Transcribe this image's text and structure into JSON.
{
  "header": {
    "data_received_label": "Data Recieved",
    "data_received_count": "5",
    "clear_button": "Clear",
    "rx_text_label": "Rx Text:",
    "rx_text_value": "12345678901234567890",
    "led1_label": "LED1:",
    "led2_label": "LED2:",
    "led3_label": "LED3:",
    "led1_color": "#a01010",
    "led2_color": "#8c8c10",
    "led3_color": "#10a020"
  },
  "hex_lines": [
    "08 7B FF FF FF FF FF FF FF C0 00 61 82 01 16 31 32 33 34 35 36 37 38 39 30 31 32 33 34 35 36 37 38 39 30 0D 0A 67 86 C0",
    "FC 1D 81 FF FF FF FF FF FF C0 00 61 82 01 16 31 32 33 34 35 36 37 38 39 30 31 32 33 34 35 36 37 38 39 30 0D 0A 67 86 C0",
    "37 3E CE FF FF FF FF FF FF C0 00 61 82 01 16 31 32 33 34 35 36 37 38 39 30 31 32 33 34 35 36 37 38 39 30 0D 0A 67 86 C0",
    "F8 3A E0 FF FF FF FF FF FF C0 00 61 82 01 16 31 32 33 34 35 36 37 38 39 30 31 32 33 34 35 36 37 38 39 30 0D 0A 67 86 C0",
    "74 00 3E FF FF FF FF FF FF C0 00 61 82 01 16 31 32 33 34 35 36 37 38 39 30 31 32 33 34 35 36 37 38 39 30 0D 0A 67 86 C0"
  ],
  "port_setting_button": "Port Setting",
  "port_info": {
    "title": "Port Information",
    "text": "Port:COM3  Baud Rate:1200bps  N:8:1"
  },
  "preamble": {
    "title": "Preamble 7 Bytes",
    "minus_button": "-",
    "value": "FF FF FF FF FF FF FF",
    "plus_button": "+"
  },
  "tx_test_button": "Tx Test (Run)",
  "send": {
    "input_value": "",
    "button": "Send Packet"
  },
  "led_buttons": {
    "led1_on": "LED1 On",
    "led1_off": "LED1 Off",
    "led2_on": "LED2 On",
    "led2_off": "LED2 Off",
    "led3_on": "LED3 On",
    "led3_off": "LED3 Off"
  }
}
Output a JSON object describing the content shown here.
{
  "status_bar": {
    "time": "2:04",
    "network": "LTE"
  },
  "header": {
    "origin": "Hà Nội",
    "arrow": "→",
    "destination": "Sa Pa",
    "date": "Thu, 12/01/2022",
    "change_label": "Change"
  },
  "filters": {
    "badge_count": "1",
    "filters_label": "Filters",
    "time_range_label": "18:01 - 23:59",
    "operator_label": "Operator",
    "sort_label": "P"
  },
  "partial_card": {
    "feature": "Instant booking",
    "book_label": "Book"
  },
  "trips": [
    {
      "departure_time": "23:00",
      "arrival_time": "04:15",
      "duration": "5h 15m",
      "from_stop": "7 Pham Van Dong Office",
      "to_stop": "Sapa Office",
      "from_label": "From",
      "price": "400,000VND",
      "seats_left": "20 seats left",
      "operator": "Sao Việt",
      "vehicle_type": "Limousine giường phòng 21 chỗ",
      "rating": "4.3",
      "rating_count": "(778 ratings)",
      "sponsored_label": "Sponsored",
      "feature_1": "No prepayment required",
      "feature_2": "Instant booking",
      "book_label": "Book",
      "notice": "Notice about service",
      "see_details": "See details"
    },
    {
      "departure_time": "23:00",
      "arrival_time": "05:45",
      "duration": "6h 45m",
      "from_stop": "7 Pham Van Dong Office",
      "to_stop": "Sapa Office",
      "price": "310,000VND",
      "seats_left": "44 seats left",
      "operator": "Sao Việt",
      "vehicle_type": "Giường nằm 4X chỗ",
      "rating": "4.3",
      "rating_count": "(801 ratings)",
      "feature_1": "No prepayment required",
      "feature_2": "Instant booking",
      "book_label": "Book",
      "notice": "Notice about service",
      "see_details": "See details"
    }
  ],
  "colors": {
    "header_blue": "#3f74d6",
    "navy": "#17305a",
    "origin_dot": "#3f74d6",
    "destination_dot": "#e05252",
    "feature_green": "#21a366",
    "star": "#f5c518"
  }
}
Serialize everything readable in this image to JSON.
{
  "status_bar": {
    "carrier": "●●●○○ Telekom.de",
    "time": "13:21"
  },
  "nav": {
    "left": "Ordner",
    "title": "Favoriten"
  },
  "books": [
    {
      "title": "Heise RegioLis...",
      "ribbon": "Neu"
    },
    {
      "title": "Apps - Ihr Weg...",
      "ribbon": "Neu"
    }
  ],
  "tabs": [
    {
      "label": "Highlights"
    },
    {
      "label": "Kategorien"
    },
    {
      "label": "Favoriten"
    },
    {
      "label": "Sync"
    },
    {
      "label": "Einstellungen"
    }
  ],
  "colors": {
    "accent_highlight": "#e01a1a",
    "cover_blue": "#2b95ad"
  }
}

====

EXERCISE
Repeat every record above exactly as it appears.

WRITTEN RESPONSE
Transcribe this image's text and structure into JSON.
{
  "header": {
    "data_received_label": "Data Recieved",
    "data_received_count": "5",
    "clear_button": "Clear",
    "rx_text_label": "Rx Text:",
    "rx_text_value": "12345678901234567890",
    "led1_label": "LED1:",
    "led2_label": "LED2:",
    "led3_label": "LED3:",
    "led1_color": "#a01010",
    "led2_color": "#8c8c10",
    "led3_color": "#10a020"
  },
  "hex_lines": [
    "08 7B FF FF FF FF FF FF FF C0 00 61 82 01 16 31 32 33 34 35 36 37 38 39 30 31 32 33 34 35 36 37 38 39 30 0D 0A 67 86 C0",
    "FC 1D 81 FF FF FF FF FF FF C0 00 61 82 01 16 31 32 33 34 35 36 37 38 39 30 31 32 33 34 35 36 37 38 39 30 0D 0A 67 86 C0",
    "37 3E CE FF FF FF FF FF FF C0 00 61 82 01 16 31 32 33 34 35 36 37 38 39 30 31 32 33 34 35 36 37 38 39 30 0D 0A 67 86 C0",
    "F8 3A E0 FF FF FF FF FF FF C0 00 61 82 01 16 31 32 33 34 35 36 37 38 39 30 31 32 33 34 35 36 37 38 39 30 0D 0A 67 86 C0",
    "74 00 3E FF FF FF FF FF FF C0 00 61 82 01 16 31 32 33 34 35 36 37 38 39 30 31 32 33 34 35 36 37 38 39 30 0D 0A 67 86 C0"
  ],
  "port_setting_button": "Port Setting",
  "port_info": {
    "title": "Port Information",
    "text": "Port:COM3  Baud Rate:1200bps  N:8:1"
  },
  "preamble": {
    "title": "Preamble 7 Bytes",
    "minus_button": "-",
    "value": "FF FF FF FF FF FF FF",
    "plus_button": "+"
  },
  "tx_test_button": "Tx Test (Run)",
  "send": {
    "input_value": "",
    "button": "Send Packet"
  },
  "led_buttons": {
    "led1_on": "LED1 On",
    "led1_off": "LED1 Off",
    "led2_on": "LED2 On",
    "led2_off": "LED2 Off",
    "led3_on": "LED3 On",
    "led3_off": "LED3 Off"
  }
}
Output a JSON object describing the content shown here.
{
  "status_bar": {
    "time": "2:04",
    "network": "LTE"
  },
  "header": {
    "origin": "Hà Nội",
    "arrow": "→",
    "destination": "Sa Pa",
    "date": "Thu, 12/01/2022",
    "change_label": "Change"
  },
  "filters": {
    "badge_count": "1",
    "filters_label": "Filters",
    "time_range_label": "18:01 - 23:59",
    "operator_label": "Operator",
    "sort_label": "P"
  },
  "partial_card": {
    "feature": "Instant booking",
    "book_label": "Book"
  },
  "trips": [
    {
      "departure_time": "23:00",
      "arrival_time": "04:15",
      "duration": "5h 15m",
      "from_stop": "7 Pham Van Dong Office",
      "to_stop": "Sapa Office",
      "from_label": "From",
      "price": "400,000VND",
      "seats_left": "20 seats left",
      "operator": "Sao Việt",
      "vehicle_type": "Limousine giường phòng 21 chỗ",
      "rating": "4.3",
      "rating_count": "(778 ratings)",
      "sponsored_label": "Sponsored",
      "feature_1": "No prepayment required",
      "feature_2": "Instant booking",
      "book_label": "Book",
      "notice": "Notice about service",
      "see_details": "See details"
    },
    {
      "departure_time": "23:00",
      "arrival_time": "05:45",
      "duration": "6h 45m",
      "from_stop": "7 Pham Van Dong Office",
      "to_stop": "Sapa Office",
      "price": "310,000VND",
      "seats_left": "44 seats left",
      "operator": "Sao Việt",
      "vehicle_type": "Giường nằm 4X chỗ",
      "rating": "4.3",
      "rating_count": "(801 ratings)",
      "feature_1": "No prepayment required",
      "feature_2": "Instant booking",
      "book_label": "Book",
      "notice": "Notice about service",
      "see_details": "See details"
    }
  ],
  "colors": {
    "header_blue": "#3f74d6",
    "navy": "#17305a",
    "origin_dot": "#3f74d6",
    "destination_dot": "#e05252",
    "feature_green": "#21a366",
    "star": "#f5c518"
  }
}
Serialize everything readable in this image to JSON.
{
  "status_bar": {
    "carrier": "●●●○○ Telekom.de",
    "time": "13:21"
  },
  "nav": {
    "left": "Ordner",
    "title": "Favoriten"
  },
  "books": [
    {
      "title": "Heise RegioLis...",
      "ribbon": "Neu"
    },
    {
      "title": "Apps - Ihr Weg...",
      "ribbon": "Neu"
    }
  ],
  "tabs": [
    {
      "label": "Highlights"
    },
    {
      "label": "Kategorien"
    },
    {
      "label": "Favoriten"
    },
    {
      "label": "Sync"
    },
    {
      "label": "Einstellungen"
    }
  ],
  "colors": {
    "accent_highlight": "#e01a1a",
    "cover_blue": "#2b95ad"
  }
}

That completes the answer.